NANOG antibody nephrin antibody nestin antibody NGF antibody
NLRP3 antibody NOTCH1 antibody NOX4 antibody NPY antibody
NRP1 antibody occludin antibody osteocalcin antibody osteopontin antibody
p300 antibody p63 antibody parkin antibody parp antibody
PAX6 antibody PAX8 antibody PCSK9 antibody pd l1 antibody
PDGFRA antibody PDGFRB antibody perilipin antibody perk antibody
Pf4 antibody pgp9.5 antibody PML antibody ppar gamma antibody
PROX1 antibody PTEN antibody rab7 antibody RAC1 antibody
RAD51 antibody rea antibody RET antibody rip3 antibody
RIPK1 antibody RUNX2 antibody SHH antibody SIRT1 antibody
SMAD2 antibody smad3 antibody SNAP25 antibody SOD1 antibody
SOD2 antibody somatostatin antibody SOX10 antibody SOX2 antibody
SOX9 antibody SP1 antibody SPR antibody SRC antibody
STAT3 antibody STAT6 antibody survivin antibody SYK antibody
TAZ antibody TBK1 antibody tdt antibody TERT antibody
thrombin antibody Thy1 antibody tim 3 antibody TLR2 antibody
TLR3 antibody TLR4 antibody Tnf antibody topoisomerase i antibody
transferrin antibody trkb antibody TSG101 antibody TSHR antibody
TSLP antibody ubiquitin antibody VDAC1 antibody vegf antibody
VWF antibody XBP1 antibody ZEB2 antibody

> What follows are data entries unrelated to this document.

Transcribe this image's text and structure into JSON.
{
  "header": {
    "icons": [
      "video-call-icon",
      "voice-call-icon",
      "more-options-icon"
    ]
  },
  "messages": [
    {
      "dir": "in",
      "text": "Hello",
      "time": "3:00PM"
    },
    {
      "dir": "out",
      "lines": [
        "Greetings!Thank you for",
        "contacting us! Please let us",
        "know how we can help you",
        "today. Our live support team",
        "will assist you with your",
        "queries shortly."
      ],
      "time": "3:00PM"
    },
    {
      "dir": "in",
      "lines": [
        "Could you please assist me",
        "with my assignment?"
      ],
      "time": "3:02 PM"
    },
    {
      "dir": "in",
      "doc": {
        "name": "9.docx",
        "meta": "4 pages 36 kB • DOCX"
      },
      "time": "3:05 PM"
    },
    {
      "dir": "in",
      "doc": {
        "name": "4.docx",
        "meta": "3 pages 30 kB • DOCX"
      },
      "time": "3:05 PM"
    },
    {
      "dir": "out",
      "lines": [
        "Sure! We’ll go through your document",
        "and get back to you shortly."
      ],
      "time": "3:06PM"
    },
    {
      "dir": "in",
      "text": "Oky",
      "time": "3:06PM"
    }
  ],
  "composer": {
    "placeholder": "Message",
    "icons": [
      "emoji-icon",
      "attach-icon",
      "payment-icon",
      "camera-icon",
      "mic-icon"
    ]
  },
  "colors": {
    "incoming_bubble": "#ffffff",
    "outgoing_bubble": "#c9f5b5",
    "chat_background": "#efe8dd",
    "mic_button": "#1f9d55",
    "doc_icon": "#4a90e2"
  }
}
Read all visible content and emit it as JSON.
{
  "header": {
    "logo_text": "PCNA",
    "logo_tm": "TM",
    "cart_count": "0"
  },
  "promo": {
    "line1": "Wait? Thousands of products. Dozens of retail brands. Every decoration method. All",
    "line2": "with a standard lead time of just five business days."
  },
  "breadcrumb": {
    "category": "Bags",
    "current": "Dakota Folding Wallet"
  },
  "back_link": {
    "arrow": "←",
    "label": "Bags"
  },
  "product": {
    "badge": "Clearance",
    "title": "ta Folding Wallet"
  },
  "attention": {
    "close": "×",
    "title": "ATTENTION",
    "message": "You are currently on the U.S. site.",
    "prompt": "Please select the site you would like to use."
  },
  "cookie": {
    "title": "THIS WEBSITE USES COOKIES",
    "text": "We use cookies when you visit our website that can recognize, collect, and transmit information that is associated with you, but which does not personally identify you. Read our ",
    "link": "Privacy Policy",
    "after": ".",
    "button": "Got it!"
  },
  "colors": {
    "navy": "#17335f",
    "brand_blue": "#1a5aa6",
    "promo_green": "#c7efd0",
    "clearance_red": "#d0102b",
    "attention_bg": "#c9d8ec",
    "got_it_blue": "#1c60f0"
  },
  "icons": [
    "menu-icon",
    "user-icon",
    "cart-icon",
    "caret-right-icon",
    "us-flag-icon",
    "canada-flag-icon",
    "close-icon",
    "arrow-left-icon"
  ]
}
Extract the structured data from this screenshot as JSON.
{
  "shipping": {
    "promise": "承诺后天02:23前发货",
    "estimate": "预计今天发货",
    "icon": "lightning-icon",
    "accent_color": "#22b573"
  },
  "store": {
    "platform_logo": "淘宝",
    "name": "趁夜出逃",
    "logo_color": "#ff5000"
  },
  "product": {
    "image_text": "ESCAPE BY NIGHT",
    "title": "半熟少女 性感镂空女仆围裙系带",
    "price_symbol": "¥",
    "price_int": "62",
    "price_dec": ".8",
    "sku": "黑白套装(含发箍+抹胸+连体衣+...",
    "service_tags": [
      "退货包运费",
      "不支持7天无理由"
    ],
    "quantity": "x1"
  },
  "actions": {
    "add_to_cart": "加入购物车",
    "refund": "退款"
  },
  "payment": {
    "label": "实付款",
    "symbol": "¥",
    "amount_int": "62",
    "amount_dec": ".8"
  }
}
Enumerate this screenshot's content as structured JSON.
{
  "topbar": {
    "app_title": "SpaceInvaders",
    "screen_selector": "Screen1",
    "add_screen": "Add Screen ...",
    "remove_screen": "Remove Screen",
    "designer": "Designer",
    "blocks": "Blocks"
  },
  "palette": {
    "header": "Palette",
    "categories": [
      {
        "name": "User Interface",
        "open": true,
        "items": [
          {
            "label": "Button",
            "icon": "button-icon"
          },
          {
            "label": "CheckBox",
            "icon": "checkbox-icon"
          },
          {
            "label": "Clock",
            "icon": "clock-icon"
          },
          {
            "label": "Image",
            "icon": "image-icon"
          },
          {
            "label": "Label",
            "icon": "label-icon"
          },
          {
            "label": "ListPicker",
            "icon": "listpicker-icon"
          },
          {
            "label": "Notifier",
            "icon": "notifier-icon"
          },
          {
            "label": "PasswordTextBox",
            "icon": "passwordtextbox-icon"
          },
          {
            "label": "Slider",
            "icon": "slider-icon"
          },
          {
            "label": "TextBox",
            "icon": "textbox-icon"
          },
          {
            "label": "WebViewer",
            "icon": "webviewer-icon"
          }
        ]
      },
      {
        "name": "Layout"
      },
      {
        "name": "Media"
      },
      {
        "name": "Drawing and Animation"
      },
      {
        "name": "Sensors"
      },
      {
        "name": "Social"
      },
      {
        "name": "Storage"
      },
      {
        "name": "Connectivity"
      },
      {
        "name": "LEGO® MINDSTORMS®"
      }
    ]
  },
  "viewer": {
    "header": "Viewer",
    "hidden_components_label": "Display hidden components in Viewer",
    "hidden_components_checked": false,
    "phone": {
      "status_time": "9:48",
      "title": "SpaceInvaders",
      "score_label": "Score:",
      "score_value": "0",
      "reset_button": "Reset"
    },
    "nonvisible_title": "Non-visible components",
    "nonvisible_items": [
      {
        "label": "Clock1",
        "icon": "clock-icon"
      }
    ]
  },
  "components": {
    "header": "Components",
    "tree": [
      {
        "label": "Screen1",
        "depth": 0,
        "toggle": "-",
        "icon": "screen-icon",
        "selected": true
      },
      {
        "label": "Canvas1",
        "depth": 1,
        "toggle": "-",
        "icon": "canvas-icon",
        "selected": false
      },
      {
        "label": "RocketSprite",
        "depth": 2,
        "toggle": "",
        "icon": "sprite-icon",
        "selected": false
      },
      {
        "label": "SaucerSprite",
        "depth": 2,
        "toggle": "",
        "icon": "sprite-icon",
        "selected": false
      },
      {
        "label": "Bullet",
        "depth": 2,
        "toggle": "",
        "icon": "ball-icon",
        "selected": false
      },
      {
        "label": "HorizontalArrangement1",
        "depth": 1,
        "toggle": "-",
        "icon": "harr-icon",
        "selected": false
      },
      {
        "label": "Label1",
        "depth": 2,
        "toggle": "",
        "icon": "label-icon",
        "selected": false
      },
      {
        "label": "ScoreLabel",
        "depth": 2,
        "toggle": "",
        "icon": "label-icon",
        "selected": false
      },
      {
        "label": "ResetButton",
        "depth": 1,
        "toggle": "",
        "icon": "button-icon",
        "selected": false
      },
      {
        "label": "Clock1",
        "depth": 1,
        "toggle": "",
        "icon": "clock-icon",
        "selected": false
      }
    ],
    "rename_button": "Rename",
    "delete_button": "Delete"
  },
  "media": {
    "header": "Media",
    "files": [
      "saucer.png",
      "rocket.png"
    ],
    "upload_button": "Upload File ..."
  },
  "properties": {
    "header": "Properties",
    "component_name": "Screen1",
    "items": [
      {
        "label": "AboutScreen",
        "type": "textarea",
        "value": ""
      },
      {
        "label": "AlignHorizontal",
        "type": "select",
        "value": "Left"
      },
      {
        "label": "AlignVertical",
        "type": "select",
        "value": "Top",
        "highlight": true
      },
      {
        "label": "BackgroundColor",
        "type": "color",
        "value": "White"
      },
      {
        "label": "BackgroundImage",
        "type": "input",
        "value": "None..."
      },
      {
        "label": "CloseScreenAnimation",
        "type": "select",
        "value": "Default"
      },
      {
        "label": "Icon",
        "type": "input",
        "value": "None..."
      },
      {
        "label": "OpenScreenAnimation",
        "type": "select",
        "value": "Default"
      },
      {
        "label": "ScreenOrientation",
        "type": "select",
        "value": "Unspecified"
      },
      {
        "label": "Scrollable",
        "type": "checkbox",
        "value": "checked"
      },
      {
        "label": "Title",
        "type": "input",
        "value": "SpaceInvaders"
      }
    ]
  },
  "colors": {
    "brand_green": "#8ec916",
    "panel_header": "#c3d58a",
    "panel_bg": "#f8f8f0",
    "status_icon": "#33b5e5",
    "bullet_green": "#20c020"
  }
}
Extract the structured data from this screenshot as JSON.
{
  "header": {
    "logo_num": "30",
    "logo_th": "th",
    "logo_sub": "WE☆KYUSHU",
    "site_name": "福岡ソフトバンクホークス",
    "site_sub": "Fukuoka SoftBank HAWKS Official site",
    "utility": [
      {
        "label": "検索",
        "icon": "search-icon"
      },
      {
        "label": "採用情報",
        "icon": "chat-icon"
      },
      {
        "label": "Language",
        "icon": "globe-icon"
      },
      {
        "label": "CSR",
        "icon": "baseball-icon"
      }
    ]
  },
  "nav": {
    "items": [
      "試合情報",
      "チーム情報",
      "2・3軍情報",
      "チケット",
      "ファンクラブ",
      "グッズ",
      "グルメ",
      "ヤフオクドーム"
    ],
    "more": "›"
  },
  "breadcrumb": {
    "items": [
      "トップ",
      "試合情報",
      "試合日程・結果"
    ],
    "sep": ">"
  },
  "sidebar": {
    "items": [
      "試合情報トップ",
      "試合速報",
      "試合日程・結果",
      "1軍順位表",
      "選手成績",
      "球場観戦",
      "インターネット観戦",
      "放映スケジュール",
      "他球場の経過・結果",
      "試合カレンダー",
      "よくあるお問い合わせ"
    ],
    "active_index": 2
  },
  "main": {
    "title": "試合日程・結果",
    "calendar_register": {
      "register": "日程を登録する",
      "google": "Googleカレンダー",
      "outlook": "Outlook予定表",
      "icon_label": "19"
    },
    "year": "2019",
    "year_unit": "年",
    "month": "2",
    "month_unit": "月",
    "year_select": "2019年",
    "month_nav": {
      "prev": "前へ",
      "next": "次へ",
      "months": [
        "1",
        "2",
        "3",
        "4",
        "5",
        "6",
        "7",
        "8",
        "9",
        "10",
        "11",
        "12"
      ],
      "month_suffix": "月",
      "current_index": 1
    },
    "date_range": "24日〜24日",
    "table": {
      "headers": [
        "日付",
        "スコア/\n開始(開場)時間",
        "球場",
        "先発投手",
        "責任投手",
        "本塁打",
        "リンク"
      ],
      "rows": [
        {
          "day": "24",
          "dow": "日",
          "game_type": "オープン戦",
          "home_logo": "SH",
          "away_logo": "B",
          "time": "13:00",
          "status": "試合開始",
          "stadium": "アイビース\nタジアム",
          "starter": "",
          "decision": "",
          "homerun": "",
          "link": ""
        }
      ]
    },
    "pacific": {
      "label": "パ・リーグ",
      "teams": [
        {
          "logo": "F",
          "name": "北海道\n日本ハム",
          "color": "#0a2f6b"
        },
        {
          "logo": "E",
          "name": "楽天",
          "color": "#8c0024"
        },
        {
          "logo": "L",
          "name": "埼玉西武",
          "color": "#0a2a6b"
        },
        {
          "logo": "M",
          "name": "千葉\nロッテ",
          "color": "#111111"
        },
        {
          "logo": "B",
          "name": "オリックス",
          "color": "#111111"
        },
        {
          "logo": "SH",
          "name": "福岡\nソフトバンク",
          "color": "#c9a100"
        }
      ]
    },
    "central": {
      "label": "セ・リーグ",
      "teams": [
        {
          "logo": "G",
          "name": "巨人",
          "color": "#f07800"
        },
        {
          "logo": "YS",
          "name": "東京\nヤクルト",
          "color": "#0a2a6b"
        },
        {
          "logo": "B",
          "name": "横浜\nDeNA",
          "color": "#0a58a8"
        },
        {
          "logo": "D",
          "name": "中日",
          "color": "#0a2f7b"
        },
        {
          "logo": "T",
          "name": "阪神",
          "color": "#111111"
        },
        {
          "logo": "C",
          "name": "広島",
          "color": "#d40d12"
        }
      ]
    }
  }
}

Flow Cytometry FAQs

Flow cytometry is a laboratory method used to detect, identify, and count specific cells. This method can also identify particular components within cells. This information is based on physical characteristics and/or markers called antigens on the cell surface or within cells that are unique to that cell type.

Lean Flow is about how items or people we are dealing with in a process move from the first step to the last. Obviously, the intention in Lean flow is to move the item or product through the process as quickly as possible, without any risk to quality and customer satisfaction.